House Speaker Nancy Pelosi and Senate Majority Leader Harry Reid, the two Democratic leaders on Capitol Hill, have been chosen to receive the Franklin Delano Roosevelt Distinguished Public Service Award at a Washington gala on Wednesday celebrating the 75th anniversary of the New Deal.
The New Deal was launched during FDR's first 100 days in office, when Congress passed 15 major pieces of legislation to meet the crisis of the Great Depression.
Readers will recall that Mrs. Pelosi widely touted her first "100 hours," but not so much her first "100 days" in power. Once the latter milestone was reached, 70 percent of Americans contacted in one survey could not identify anything significant the 110th Congress had accomplished.
Now that he is no longer seeking the White House, former Arkansas Gov. Mike Huckabee has agreed to be keynote speaker for this summer's Shooting Sports Summit in Colorado Springs.
An avid outdoorsman, Mr. Huckabee ingratiated himself with Iowans the day after Christmas when he grabbed a 12-gauge shotgun and went pheasant hunting. He bagged not only a bird but also eventually 35 percent of the state's caucus votes — easily beating the rest of the Republican field, including the presumptive nominee John McCain. He finished fourth with 13 percent of the Jan. 3 vote.
Former Massachusetts Gov. Mitt Romney, who came in second in Iowa, tried telling voters that he, too, was a lifelong hunter, although he acknowledged later that he had hunted only a few times and did not own a gun.
The June 23-25 summit is sponsored by the National Shooting Sports Foundation.
In Wednesday's column, we had Sen. Jon Kyl, Arizona Republican, criticizing the majority of college freshmen and seniors who didn't know "that Yorktown brought the Revolutionary War to an end."
Indeed, most historians will tell you that the Battle of Yorktown, when Lord Cornwallis surrendered to George Washington, effectively ended the Revolutionary War.
Still, Mary Mostert, author of "A Hunger for Liberty Leads to the Declaration of Independence," now writes to Inside the Beltway to say that "there were still 30,000 British troops in America after Cornwallis' surrender" in 1781.
"The Revolutionary War did not end until the Paris Peace Treaty was signed in April of 1783," she says. "George Washington declared the war over on April 19, 1783."

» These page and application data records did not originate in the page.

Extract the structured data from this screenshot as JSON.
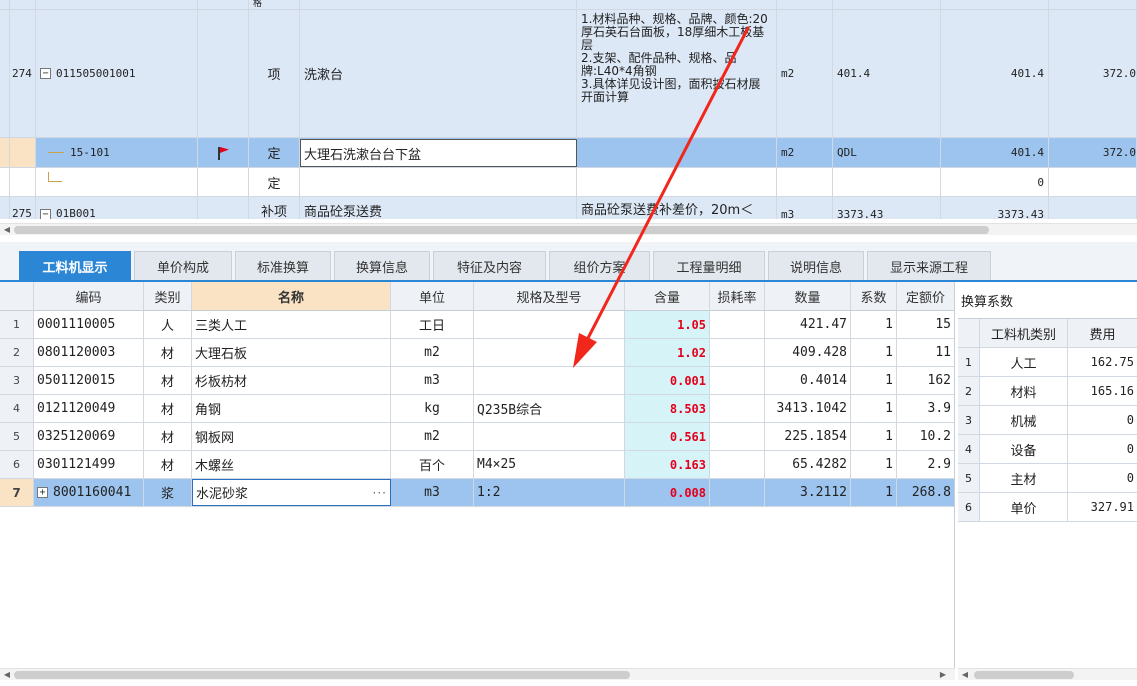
{
  "top_grid": {
    "partial_row_text": "格",
    "item_row": {
      "no": "274",
      "code": "011505001001",
      "type": "项",
      "name": "洗漱台",
      "desc": "1.材料品种、规格、品牌、颜色:20厚石英石台面板，18厚细木工板基层\n2.支架、配件品种、规格、品牌:L40*4角钢\n3.具体详见设计图，面积按石材展开面计算",
      "unit": "m2",
      "expr": "401.4",
      "qty": "401.4",
      "price": "372.0"
    },
    "quota_row": {
      "code": "15-101",
      "type": "定",
      "name": "大理石洗漱台台下盆",
      "unit": "m2",
      "expr": "QDL",
      "qty": "401.4",
      "price": "372.0"
    },
    "empty_row": {
      "type": "定",
      "qty": "0"
    },
    "next_row": {
      "no": "275",
      "code": "01B001",
      "type": "补项",
      "name": "商品砼泵送费",
      "desc": "商品砼泵送费补差价，20m＜",
      "unit": "m3",
      "expr": "3373.43",
      "qty": "3373.43"
    }
  },
  "tabs": [
    "工料机显示",
    "单价构成",
    "标准换算",
    "换算信息",
    "特征及内容",
    "组价方案",
    "工程量明细",
    "说明信息",
    "显示来源工程"
  ],
  "bottom_grid": {
    "headers": [
      "编码",
      "类别",
      "名称",
      "单位",
      "规格及型号",
      "含量",
      "损耗率",
      "数量",
      "系数",
      "定额价"
    ],
    "rows": [
      {
        "no": "1",
        "code": "0001110005",
        "cat": "人",
        "name": "三类人工",
        "unit": "工日",
        "spec": "",
        "content": "1.05",
        "loss": "",
        "qty": "421.47",
        "coef": "1",
        "price": "15"
      },
      {
        "no": "2",
        "code": "0801120003",
        "cat": "材",
        "name": "大理石板",
        "unit": "m2",
        "spec": "",
        "content": "1.02",
        "loss": "",
        "qty": "409.428",
        "coef": "1",
        "price": "11"
      },
      {
        "no": "3",
        "code": "0501120015",
        "cat": "材",
        "name": "杉板枋材",
        "unit": "m3",
        "spec": "",
        "content": "0.001",
        "loss": "",
        "qty": "0.4014",
        "coef": "1",
        "price": "162"
      },
      {
        "no": "4",
        "code": "0121120049",
        "cat": "材",
        "name": "角钢",
        "unit": "kg",
        "spec": "Q235B综合",
        "content": "8.503",
        "loss": "",
        "qty": "3413.1042",
        "coef": "1",
        "price": "3.9"
      },
      {
        "no": "5",
        "code": "0325120069",
        "cat": "材",
        "name": "钢板网",
        "unit": "m2",
        "spec": "",
        "content": "0.561",
        "loss": "",
        "qty": "225.1854",
        "coef": "1",
        "price": "10.2"
      },
      {
        "no": "6",
        "code": "0301121499",
        "cat": "材",
        "name": "木螺丝",
        "unit": "百个",
        "spec": "M4×25",
        "content": "0.163",
        "loss": "",
        "qty": "65.4282",
        "coef": "1",
        "price": "2.9"
      },
      {
        "no": "7",
        "code": "8001160041",
        "cat": "浆",
        "name": "水泥砂浆",
        "unit": "m3",
        "spec": "1:2",
        "content": "0.008",
        "loss": "",
        "qty": "3.2112",
        "coef": "1",
        "price": "268.8"
      }
    ]
  },
  "right_panel": {
    "title": "换算系数",
    "headers": [
      "工料机类别",
      "费用"
    ],
    "rows": [
      {
        "no": "1",
        "cat": "人工",
        "fee": "162.75"
      },
      {
        "no": "2",
        "cat": "材料",
        "fee": "165.16"
      },
      {
        "no": "3",
        "cat": "机械",
        "fee": "0"
      },
      {
        "no": "4",
        "cat": "设备",
        "fee": "0"
      },
      {
        "no": "5",
        "cat": "主材",
        "fee": "0"
      },
      {
        "no": "6",
        "cat": "单价",
        "fee": "327.91"
      }
    ]
  },
  "colors": {
    "accent": "#2c86d6",
    "selected_row": "#9cc4ee",
    "item_row": "#dde8f7",
    "qty_red": "#e3001b",
    "annotation_arrow": "#f2271c",
    "flag": "#e3001b"
  }
}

Meanwhile, in the very last paragraph of yesterday's column, we had quoted former Vice President Walter Mondale as acknowledging that Jimmy Carter's administration was "criticized for many things," however "we told the truth, obeyed the law and kept the peace."
To which Olin Raymond Miers of Laurel adds: "Oh yeah, and gave away the Panama Canal."
Security personnel guarding the nation's nuclear power plants hopefully won't be sleeping on the job in light of a new rule enacted by the Nuclear Regulatory Commission that limits collective work-hour averages to 48 hours per person per week.
Reacts Danielle Brian, executive director of the Project On Government Oversight: "It is critically important that those who are guarding the nation's nuclear plants will now be fulfilling their mission without being exhausted."